One day after surgery, Alison holds 8-month-old Bismata at her home following a 2012 Operation Smile India medical mission. Photo: Jasmin Shah.
One day after surgery, Alison holds 8-month-old Bismata at her home following a 2012 Operation Smile India medical mission. Photo: Jasmin Shah.

Q: Can you tell us something that people would be surprised to learn about the patients you've met during your travels? 

A: “Not sure if this is surprising, but the trust the families put in the Operation Smile teams is humbling. They trust complete strangers with their child. The fact that they so rarely complain about the many hours they wait or the fact that they may not be scheduled for surgery this time.” 

Q: Is there a patient or family story that stands out as most memorable in your time with Operation Smile? What was so powerful about that story? 

A: “So many stories! The 56-year-old gentleman in Ghana who was 55 before he learned that surgery was possible.

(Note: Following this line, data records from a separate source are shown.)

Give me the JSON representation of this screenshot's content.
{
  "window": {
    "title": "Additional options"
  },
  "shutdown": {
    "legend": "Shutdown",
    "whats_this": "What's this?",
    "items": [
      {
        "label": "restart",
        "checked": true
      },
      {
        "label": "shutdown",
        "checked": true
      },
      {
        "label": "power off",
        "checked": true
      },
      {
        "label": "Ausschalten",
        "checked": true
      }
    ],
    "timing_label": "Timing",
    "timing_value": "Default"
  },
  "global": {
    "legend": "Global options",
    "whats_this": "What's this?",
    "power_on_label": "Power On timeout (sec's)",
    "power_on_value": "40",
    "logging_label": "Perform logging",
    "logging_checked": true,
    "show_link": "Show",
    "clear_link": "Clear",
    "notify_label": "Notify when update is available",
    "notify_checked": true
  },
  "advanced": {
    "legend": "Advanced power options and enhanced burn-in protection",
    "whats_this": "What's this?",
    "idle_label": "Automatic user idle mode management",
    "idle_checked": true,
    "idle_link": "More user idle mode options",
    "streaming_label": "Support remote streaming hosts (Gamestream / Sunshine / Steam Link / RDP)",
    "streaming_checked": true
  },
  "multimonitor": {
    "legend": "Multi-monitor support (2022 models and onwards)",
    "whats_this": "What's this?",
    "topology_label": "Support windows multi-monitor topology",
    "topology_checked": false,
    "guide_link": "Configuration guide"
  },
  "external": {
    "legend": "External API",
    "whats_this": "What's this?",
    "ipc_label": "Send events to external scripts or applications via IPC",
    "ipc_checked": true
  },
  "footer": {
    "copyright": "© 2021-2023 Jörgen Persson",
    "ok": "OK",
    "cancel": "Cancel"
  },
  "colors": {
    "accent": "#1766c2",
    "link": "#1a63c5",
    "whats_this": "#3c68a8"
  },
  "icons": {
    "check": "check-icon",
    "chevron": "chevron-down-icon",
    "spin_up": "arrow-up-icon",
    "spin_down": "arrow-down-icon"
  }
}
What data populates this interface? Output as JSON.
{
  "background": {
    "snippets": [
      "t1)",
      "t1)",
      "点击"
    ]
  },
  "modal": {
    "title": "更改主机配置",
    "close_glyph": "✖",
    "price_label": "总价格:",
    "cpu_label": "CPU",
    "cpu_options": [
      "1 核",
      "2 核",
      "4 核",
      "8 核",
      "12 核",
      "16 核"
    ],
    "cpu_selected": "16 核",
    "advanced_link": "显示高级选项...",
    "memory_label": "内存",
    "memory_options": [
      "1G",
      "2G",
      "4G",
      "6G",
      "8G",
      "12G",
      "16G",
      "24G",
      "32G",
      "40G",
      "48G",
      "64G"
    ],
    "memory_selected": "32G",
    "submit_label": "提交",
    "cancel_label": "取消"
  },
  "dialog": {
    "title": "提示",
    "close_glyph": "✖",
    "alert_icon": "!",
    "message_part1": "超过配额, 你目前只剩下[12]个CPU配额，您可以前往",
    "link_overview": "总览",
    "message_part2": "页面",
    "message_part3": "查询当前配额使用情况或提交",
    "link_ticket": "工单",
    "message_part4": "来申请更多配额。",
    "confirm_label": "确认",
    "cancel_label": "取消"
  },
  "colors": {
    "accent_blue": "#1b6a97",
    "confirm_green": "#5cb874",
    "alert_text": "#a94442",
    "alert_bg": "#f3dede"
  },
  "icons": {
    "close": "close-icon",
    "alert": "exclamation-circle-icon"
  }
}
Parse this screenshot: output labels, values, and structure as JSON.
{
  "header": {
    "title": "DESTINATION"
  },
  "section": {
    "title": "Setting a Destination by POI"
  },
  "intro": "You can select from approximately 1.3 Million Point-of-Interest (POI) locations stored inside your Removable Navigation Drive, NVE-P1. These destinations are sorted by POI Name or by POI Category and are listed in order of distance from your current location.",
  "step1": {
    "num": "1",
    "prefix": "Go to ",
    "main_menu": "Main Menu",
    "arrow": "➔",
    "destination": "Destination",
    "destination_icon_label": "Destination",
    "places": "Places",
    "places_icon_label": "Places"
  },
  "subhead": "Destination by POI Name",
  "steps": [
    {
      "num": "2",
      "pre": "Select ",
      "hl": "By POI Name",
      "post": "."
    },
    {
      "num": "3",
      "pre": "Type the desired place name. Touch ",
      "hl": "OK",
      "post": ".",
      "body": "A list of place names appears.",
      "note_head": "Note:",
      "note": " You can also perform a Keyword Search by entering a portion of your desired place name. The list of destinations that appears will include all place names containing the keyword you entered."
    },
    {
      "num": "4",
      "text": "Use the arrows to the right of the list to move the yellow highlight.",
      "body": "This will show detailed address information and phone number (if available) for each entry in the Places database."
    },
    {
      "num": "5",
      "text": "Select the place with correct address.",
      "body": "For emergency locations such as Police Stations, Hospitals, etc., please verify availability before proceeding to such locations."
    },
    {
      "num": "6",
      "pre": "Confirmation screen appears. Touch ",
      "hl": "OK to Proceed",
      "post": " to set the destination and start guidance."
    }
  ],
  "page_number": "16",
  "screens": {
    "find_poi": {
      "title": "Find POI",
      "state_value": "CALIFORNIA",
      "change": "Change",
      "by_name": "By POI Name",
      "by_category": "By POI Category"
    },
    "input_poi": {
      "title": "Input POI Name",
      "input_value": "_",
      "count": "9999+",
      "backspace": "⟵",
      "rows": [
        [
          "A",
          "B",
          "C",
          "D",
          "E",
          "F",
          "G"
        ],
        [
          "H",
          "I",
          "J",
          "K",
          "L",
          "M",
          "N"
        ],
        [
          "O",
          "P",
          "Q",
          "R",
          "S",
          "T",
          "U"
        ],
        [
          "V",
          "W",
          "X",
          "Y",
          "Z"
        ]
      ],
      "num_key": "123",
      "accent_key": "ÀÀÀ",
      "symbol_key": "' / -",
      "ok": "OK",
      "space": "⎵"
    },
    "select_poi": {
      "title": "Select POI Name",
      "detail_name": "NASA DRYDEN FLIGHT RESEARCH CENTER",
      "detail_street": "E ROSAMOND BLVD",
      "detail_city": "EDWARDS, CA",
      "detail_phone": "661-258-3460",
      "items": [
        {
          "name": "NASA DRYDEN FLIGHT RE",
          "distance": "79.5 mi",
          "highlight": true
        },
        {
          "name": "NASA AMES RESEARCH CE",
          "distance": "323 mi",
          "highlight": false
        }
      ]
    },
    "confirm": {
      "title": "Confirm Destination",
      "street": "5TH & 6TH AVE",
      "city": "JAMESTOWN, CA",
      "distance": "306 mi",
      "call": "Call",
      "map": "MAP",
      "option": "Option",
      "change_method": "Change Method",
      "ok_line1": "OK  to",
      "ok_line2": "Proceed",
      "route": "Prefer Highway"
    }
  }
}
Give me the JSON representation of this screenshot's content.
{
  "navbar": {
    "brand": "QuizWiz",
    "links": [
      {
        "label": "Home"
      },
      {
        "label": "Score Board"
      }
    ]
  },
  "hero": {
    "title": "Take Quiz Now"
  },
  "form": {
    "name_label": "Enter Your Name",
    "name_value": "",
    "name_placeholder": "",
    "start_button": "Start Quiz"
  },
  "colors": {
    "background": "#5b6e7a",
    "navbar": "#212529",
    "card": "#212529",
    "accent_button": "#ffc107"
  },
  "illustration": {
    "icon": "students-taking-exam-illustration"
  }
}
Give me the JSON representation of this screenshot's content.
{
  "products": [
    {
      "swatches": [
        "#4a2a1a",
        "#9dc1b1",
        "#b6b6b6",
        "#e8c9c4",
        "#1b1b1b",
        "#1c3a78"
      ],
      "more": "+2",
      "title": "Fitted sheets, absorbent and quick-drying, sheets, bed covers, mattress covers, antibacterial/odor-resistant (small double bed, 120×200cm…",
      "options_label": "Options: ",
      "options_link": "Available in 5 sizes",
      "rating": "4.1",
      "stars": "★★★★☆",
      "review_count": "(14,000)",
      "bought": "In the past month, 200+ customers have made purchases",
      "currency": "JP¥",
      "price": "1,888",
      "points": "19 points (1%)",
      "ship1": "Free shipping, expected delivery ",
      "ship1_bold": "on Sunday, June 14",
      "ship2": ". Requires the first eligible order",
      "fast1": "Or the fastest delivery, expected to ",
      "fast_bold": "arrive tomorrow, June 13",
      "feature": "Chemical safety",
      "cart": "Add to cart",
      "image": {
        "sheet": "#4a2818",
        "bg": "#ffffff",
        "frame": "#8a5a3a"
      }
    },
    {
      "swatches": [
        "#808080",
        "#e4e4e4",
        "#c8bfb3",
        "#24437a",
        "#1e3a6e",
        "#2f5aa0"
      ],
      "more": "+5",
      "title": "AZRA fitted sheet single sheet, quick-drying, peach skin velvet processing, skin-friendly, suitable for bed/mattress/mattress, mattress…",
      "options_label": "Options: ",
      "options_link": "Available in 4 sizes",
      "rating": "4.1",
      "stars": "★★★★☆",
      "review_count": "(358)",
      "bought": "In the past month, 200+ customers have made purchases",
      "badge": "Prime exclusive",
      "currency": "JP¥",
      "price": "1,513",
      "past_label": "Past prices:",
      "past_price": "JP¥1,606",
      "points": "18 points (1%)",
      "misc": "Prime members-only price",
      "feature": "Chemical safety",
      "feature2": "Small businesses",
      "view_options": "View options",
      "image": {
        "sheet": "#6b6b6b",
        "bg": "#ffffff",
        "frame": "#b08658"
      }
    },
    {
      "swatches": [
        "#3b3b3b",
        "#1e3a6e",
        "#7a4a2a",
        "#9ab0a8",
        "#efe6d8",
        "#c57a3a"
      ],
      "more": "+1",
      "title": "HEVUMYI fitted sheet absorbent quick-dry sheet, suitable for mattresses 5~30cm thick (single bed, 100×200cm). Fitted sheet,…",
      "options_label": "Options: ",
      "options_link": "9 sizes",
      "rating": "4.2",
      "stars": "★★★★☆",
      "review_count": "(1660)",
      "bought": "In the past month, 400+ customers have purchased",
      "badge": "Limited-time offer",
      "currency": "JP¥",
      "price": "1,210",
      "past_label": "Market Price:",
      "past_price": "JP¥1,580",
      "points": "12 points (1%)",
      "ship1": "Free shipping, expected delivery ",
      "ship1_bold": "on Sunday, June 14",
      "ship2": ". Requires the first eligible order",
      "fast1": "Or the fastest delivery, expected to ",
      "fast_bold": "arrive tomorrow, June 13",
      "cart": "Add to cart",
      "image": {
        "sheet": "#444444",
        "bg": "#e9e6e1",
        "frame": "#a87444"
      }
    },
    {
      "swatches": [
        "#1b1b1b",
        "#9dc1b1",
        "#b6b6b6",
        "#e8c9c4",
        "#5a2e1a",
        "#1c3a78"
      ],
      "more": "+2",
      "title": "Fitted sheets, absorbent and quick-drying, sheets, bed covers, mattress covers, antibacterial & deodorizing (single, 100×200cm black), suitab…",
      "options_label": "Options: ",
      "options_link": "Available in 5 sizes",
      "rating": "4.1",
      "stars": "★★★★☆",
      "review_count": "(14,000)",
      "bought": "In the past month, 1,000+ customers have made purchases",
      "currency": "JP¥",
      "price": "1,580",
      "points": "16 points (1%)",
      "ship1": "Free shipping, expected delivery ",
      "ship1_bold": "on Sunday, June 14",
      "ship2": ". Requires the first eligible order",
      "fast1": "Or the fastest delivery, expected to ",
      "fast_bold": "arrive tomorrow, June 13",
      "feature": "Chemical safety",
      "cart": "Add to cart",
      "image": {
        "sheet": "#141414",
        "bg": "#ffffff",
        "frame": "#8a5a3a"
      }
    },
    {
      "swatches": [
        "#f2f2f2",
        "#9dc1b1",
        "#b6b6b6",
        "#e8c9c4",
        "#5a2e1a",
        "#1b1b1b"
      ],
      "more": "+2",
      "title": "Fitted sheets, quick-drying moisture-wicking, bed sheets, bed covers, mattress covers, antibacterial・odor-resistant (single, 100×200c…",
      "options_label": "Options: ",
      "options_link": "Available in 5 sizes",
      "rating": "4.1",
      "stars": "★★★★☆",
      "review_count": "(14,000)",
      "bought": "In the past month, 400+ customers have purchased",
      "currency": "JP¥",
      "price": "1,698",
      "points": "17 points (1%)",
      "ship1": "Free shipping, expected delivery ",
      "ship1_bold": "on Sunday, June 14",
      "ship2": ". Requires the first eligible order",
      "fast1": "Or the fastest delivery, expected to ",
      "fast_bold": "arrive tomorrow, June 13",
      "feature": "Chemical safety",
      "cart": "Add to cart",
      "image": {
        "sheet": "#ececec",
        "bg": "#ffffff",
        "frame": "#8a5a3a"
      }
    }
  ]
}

On learning that he was scheduled for surgery he called his wife to tell her to prepare two chickens and buy Fanta because they were going to hold a party when he got home. Two sisters in the Philippines: when I asked the mother what was the most special part of the girls' surgery day - apart from the surgery itself - she answered hearing the girls say "Mama" properly for the first time. In so many cases the most powerful aspect is that a simple surgery can return dignity to a child, a patient, a family and in some cases a community. 

“One of the most memorable answers I received was on asking 66-year-old Qi Xiu what she was looking forward to most after her surgery. Her response was, ‘I am looking forward to taking my grandchildren to school and no one will laugh at me.’ 

“When we met Qi Xiu a year later, she told us, ‘I love my smile, nobody laughs at me anymore.’” 

Help us to continue keeping our promise to patients amid the COVID-19 pandemic. Your support today means we can help patients through these uncertain times and provide them with the care and surgery they deserve when it's safe to resume our work.

Alison reconnects with 66-year-old Qi Xiu of China one year after receiving surgery during a 2016 medical mission. Photo: Zute Lightfoot.
Alison reconnects with 66-year-old Qi Xiu of China one year after receiving surgery during a 2016 medical mission. Photo: Zute Lightfoot.